Yeah dood. Why get the degree when you can just like, do the work and get paid.
Back in the days of the Actuarial Outpost, I started a thread titled “Three Year Bob”. Bob wanted to be an actuary, went to college and focused for three years on the courses that seemed relevant for an actuary and left all the “distribution requirements” till his fourth year.
He was looking for a job at the end of his third year. I compared to Andy, who went the traditional four year route, had the same grades as Bob in their overlapping courses, and had the same exams as Bob.
Who do you hire? My recollection is pretty mixed responses. I was on Bob’s side – initiative, out of the box thinking, bottom line focus.
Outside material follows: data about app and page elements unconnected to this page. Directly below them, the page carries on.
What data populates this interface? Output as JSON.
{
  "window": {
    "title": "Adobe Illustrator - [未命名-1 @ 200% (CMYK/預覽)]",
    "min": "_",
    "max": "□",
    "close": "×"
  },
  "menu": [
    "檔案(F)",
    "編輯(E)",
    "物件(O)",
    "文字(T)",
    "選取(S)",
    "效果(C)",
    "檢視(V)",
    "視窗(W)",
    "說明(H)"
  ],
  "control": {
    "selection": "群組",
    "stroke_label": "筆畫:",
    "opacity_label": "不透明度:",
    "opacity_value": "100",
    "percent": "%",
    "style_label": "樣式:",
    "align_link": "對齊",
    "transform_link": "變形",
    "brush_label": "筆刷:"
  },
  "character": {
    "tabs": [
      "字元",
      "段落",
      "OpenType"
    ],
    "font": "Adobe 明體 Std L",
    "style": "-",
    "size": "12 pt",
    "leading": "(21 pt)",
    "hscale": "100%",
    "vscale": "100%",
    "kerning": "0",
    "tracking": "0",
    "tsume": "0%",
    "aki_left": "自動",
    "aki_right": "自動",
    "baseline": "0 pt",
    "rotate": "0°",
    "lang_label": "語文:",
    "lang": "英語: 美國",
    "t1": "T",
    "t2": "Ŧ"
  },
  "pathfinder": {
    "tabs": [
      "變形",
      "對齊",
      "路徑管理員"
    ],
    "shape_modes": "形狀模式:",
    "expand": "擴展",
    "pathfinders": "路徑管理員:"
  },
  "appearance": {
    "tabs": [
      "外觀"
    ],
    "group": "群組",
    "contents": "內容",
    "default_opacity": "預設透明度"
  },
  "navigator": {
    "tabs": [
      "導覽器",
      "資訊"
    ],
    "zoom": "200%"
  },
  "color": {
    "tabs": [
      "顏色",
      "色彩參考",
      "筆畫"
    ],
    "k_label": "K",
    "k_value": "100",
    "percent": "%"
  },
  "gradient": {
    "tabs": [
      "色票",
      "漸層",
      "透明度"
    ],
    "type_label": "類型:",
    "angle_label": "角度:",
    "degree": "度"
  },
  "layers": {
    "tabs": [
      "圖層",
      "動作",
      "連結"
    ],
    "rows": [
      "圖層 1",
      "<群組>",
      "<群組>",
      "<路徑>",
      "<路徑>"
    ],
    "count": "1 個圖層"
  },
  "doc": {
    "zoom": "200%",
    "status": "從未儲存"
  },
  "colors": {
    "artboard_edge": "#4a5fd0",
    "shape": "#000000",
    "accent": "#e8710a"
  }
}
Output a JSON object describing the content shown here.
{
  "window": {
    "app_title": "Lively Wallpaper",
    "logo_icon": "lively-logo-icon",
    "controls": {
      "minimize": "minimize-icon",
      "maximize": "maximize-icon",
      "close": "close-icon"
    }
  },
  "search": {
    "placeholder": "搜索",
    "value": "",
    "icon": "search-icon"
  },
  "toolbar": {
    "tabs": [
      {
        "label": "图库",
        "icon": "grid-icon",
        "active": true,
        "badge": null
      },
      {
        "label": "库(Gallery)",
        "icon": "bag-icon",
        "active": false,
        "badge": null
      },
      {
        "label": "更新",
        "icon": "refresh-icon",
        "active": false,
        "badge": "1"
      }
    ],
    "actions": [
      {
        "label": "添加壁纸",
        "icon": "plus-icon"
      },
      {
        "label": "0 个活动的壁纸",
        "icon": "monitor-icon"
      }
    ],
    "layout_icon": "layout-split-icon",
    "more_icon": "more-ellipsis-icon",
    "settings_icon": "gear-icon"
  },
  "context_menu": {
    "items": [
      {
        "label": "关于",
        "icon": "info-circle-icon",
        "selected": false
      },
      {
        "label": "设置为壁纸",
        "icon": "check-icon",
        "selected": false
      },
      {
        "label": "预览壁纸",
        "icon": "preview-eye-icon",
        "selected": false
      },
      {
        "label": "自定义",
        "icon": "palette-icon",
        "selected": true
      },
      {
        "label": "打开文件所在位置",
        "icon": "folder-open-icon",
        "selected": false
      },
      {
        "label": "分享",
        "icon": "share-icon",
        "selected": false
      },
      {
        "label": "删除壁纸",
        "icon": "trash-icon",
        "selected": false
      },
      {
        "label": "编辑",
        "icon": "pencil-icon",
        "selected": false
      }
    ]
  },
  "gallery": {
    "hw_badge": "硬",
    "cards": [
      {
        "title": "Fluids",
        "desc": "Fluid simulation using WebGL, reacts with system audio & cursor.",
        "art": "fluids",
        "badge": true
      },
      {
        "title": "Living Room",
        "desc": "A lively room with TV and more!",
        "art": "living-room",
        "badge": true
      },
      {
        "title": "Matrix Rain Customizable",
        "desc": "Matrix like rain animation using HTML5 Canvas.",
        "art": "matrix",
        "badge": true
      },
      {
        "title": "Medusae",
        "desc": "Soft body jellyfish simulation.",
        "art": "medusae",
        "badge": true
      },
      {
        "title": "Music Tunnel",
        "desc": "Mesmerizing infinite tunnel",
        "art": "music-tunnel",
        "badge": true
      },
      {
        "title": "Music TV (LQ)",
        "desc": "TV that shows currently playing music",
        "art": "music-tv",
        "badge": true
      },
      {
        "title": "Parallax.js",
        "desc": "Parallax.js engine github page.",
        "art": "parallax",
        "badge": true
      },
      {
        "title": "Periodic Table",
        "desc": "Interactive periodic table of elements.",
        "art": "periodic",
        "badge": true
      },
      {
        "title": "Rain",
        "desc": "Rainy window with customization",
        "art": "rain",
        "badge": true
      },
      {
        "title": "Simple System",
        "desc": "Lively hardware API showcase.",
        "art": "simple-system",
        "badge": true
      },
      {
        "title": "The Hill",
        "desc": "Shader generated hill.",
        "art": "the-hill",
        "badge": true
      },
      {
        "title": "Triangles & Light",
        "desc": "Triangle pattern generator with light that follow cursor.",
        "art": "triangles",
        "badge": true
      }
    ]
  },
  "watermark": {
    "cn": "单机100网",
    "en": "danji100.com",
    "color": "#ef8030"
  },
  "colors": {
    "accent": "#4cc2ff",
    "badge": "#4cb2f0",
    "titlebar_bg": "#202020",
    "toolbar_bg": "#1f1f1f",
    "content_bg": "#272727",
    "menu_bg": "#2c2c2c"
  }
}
But, lots of people wanted that four year degree.
Send them to the Thunderdome imo
a lot of companies are removing college degree requirements.
having a degree is definitely feeling more like a joke and a red flag. there are so much free shit out there anyone who wants to bankrupt themselves to passively learn some irrelevant topics seems like a terrible decision maker.
colleges are a scam imo. they are way overpriced and for those who have rich parents who pay for it, it’s like camp for adults.
college did very little to help me pass exams. although, i did take review classes outside of my useless college that did help.
i don’t think anything i learned in college helped me in the real world.
maybe it’s a good idea for doctors or other fields where it’s hands on. for actuaries, you can just study this stuff outside of an overpriced classroom.
I think the degree requirement is the only thing stopping some kids from getting their FSA straight out of high school.
We don’t need another hero!
But Foucault made me strategy good
Just finished up a book on Chester A. Arthur, and during his Presidency, he started federal civil service reform.
Part of the proposals was competitive examinations for certain positions, and one objection against that was that it would favor men who went to college, which, of course, was far more exclusive then.
Arthur himself had been a customs house collector in NYC before he was President, which was a remunerative post which he got through his political connections. It was expected that he, and his employees, would “donate” part of their salaries to the Republican party machine in New York in “gratitude” for their positions. Arthur lost his position because this was looking bad, and Rutherford B. Hayes started cleaning house. There were failed attempts at reform under Hayes, then failed attempts under Garfield… and finally it got started under Arthur.
Originally, they limited which positions were affected by competitive exams. And one of the reforms was making it illegal for federal employees to campaign on their jobs.
College is definitely a way for lower class people to get white-collar jobs.
It’s also a way to rack up $1.7 trillion in debt.
A good deal of college is “signaling”. You don’t actually learn stuff you will use on the job, but the stuff you had before college that it will take to get a degree is also stuff employers might want.
A degree requires some combination of: quick learning, time management, and following orders. Some people get through with more of one, others with more of another, but lots of employers consider all of those useful traits.
More selective schools find high school kids who are higher by those measures, so their grads may be more desirable.
If we could find a way to give employers the information that the college admissions officers got, and also find some half way house where kids can live away from there parents but in a somewhat protected environment for four years while doing basic work, we could get rid of (maybe) half the demand for college grads.